UK Officers believed woman had intentions to live under Sharia Law
Bradford mum jailed for flying children out to Syria
A 34-year-old woman from West Yorkshire – who cannot be named for legal reasons - has been sentenced to over five years in prison for child abduction offences.
The woman was stopped by the Turkish authorities last October, when it was believed that she had travelled with the intention of living under Daesh.
She was planning to travel on to Raqqa in Syria.
Following extensive enquiries, the mother was brought back to the UK after her suspicious husband alerted police. She was arrested after landing in Turkey where she was found with over £4000 in cash. The woman later pleaded guilty to child abduction offences.
Detective Chief Supt Clive Wain, Head of North East CTU said:
“The police together with partner agencies, including local authorities and education establishments, have a wide ranging strategy in place aimed at identifying, preventing and where necessary disrupting people who intend to travel to places such as Syria and parts of Iraq.
“These areas are dangerous and any person travelling to them is putting themselves and their children at risk. The reality of life in areas of conflict is far from the image that terrorist groups actively promote to women here in the UK.
DAC Helen Ball, Senior National Co-ordinator for Counter Terrorism, said: “Life under Daesh is no place for any child. Any mother who decides to take her children to live in a conflict zone is putting her family in grave danger. They are likely to witness extreme terror, become victims of violence, or, in some cases, be drawn into extremism and terrorism themselves.”
She continued: “I would urge families who have concerns that someone they love and care for may be considering travelling to come forward to the police or tell someone they trust in their local community about their fears so that, together, we can prevent further tragedies.”
Please contact police on 101 if you are concerned about someone travelling to, or returning from Syria.
The media can sometimes distort or exaggerate the truth, especially when there is a political agenda to promote. Asian Express walked around Bradford’s Bazaar to shop for sari’s, refresh ourselves with a cup of pink tea and - at the same time – ask market traders a pertinent question:
“How many people do you think have travelled to Syria to join Daesh over the past five years?”
According to statistics issued by the Home Office, the number is around 800 people, with 400 having returned back to UK shores.

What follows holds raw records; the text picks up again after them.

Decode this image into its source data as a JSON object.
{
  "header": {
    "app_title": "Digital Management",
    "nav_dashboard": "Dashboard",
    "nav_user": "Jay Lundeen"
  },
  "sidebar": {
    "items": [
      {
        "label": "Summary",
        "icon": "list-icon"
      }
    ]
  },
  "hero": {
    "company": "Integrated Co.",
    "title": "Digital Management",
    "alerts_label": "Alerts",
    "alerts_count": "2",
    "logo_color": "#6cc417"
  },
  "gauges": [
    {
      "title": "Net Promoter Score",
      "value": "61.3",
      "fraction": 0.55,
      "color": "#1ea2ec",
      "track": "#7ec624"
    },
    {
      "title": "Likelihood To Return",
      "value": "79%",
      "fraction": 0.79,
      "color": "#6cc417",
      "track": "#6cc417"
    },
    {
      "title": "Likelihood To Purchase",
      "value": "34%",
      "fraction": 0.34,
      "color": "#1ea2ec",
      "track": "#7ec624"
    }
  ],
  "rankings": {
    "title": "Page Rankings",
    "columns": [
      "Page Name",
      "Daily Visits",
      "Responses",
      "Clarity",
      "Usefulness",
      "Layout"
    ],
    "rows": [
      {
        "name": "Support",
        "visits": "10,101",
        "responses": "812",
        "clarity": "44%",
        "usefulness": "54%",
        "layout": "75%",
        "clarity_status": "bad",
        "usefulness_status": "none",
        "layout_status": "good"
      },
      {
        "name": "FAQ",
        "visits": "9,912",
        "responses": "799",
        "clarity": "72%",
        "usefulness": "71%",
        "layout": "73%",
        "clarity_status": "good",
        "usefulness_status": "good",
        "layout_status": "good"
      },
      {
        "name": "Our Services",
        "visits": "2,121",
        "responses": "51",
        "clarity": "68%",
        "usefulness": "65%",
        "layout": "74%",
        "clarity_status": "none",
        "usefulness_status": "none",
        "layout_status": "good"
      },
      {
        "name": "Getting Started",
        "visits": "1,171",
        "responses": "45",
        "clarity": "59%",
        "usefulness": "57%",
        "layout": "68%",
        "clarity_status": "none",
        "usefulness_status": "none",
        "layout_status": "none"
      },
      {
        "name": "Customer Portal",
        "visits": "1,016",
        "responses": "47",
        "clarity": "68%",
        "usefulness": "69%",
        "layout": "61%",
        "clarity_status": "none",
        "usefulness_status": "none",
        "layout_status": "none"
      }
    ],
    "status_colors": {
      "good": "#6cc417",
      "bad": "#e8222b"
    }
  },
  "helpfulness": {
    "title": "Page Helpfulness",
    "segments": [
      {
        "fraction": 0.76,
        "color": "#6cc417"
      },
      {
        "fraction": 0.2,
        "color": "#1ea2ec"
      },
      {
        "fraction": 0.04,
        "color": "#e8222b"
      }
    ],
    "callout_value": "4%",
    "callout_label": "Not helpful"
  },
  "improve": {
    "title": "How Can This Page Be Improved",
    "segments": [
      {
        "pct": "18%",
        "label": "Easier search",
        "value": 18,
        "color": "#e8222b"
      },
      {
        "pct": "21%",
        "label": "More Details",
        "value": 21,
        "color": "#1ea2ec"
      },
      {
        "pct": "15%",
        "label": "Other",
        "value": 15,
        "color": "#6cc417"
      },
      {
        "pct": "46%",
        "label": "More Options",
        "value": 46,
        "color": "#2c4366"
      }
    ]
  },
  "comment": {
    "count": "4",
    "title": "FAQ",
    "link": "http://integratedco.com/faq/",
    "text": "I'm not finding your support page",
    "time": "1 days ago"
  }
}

We wanted to find out if this figure was common knowledge to people on the street.
[Due to the delicate nature of the subject, names will remain anonymous].
“I don’t feel that there is enough clear evidence and information out there for me to make a solid statement on this matter.”
“It can’t be a huge number like what they say in the news. Maybe 20-30 people?”
“800 people is much higher than I expected.”
“People aren’t always going back to Syria with the intention to become a terrorist. Most are going back to visit their relatives whose homes and families have been destroyed in the war.”